Scan the data below. Pull out each line where "CORE" occurs.

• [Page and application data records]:
= Beginning of Section =

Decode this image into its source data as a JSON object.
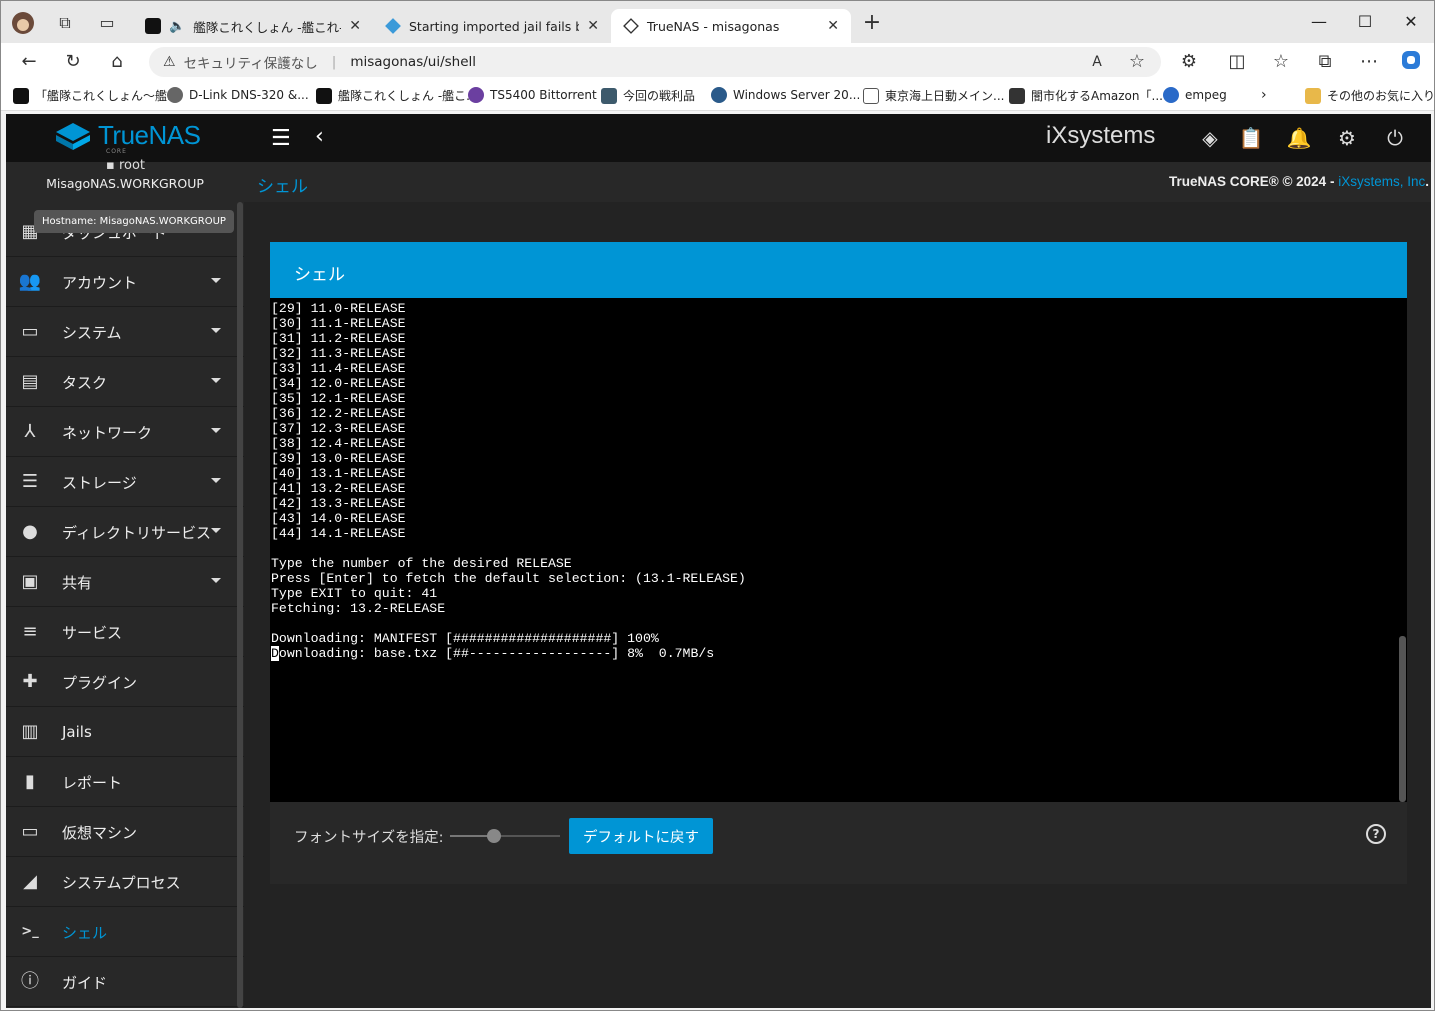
{
  "browser": {
    "tabs": [
      {
        "title": "艦隊これくしょん -艦これ- - オン",
        "active": false
      },
      {
        "title": "Starting imported jail fails becaus",
        "active": false
      },
      {
        "title": "TrueNAS - misagonas",
        "active": true
      }
    ],
    "security_label": "セキュリティ保護なし",
    "url": "misagonas/ui/shell",
    "bookmarks": [
      "「艦隊これくしょん〜艦...",
      "D-Link DNS-320 &...",
      "艦隊これくしょん -艦こ...",
      "TS5400 Bittorrent",
      "今回の戦利品",
      "Windows Server 20...",
      "東京海上日動メイン...",
      "闇市化するAmazon「...",
      "empeg",
      "その他のお気に入り"
    ]
  },
  "app": {
    "logo": "TrueNAS",
    "logo_edition": "CORE",
    "vendor": "iXsystems",
    "breadcrumb": "シェル",
    "copyright_prefix": "TrueNAS CORE® © 2024 - ",
    "copyright_link": "iXsystems, Inc",
    "copyright_suffix": "."
  },
  "sidebar": {
    "user": "root",
    "hostname": "MisagoNAS.WORKGROUP",
    "tooltip": "Hostname: MisagoNAS.WORKGROUP",
    "items": [
      {
        "label": "ダッシュボード",
        "icon": "dashboard-icon",
        "caret": false
      },
      {
        "label": "アカウント",
        "icon": "people-icon",
        "caret": true
      },
      {
        "label": "システム",
        "icon": "computer-icon",
        "caret": true
      },
      {
        "label": "タスク",
        "icon": "calendar-icon",
        "caret": true
      },
      {
        "label": "ネットワーク",
        "icon": "network-icon",
        "caret": true
      },
      {
        "label": "ストレージ",
        "icon": "storage-icon",
        "caret": true
      },
      {
        "label": "ディレクトリサービス",
        "icon": "directory-icon",
        "caret": true
      },
      {
        "label": "共有",
        "icon": "folder-shared-icon",
        "caret": true
      },
      {
        "label": "サービス",
        "icon": "tune-icon",
        "caret": false
      },
      {
        "label": "プラグイン",
        "icon": "puzzle-icon",
        "caret": false
      },
      {
        "label": "Jails",
        "icon": "jail-icon",
        "caret": false
      },
      {
        "label": "レポート",
        "icon": "chart-icon",
        "caret": false
      },
      {
        "label": "仮想マシン",
        "icon": "monitor-icon",
        "caret": false
      },
      {
        "label": "システムプロセス",
        "icon": "process-icon",
        "caret": false
      },
      {
        "label": "シェル",
        "icon": "terminal-icon",
        "caret": false,
        "active": true
      },
      {
        "label": "ガイド",
        "icon": "info-icon",
        "caret": false
      }
    ]
  },
  "shell": {
    "title": "シェル",
    "lines": [
      "[29] 11.0-RELEASE",
      "[30] 11.1-RELEASE",
      "[31] 11.2-RELEASE",
      "[32] 11.3-RELEASE",
      "[33] 11.4-RELEASE",
      "[34] 12.0-RELEASE",
      "[35] 12.1-RELEASE",
      "[36] 12.2-RELEASE",
      "[37] 12.3-RELEASE",
      "[38] 12.4-RELEASE",
      "[39] 13.0-RELEASE",
      "[40] 13.1-RELEASE",
      "[41] 13.2-RELEASE",
      "[42] 13.3-RELEASE",
      "[43] 14.0-RELEASE",
      "[44] 14.1-RELEASE",
      "",
      "Type the number of the desired RELEASE",
      "Press [Enter] to fetch the default selection: (13.1-RELEASE)",
      "Type EXIT to quit: 41",
      "Fetching: 13.2-RELEASE",
      "",
      "Downloading: MANIFEST [####################] 100%"
    ],
    "last_line_cursor_char": "D",
    "last_line_rest": "ownloading: base.txz [##------------------] 8%  0.7MB/s",
    "font_size_label": "フォントサイズを指定:",
    "font_size_level": 0.4,
    "reset_button": "デフォルトに戻す"
  },
  "colors": {
    "accent": "#0095d5",
    "terminal_bg": "#000000",
    "sidebar_bg": "#282828"
  }
}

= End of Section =

• [Exercise result]:
    "logo_edition": "CORE",
    "copyright_prefix": "TrueNAS CORE® © 2024 - ",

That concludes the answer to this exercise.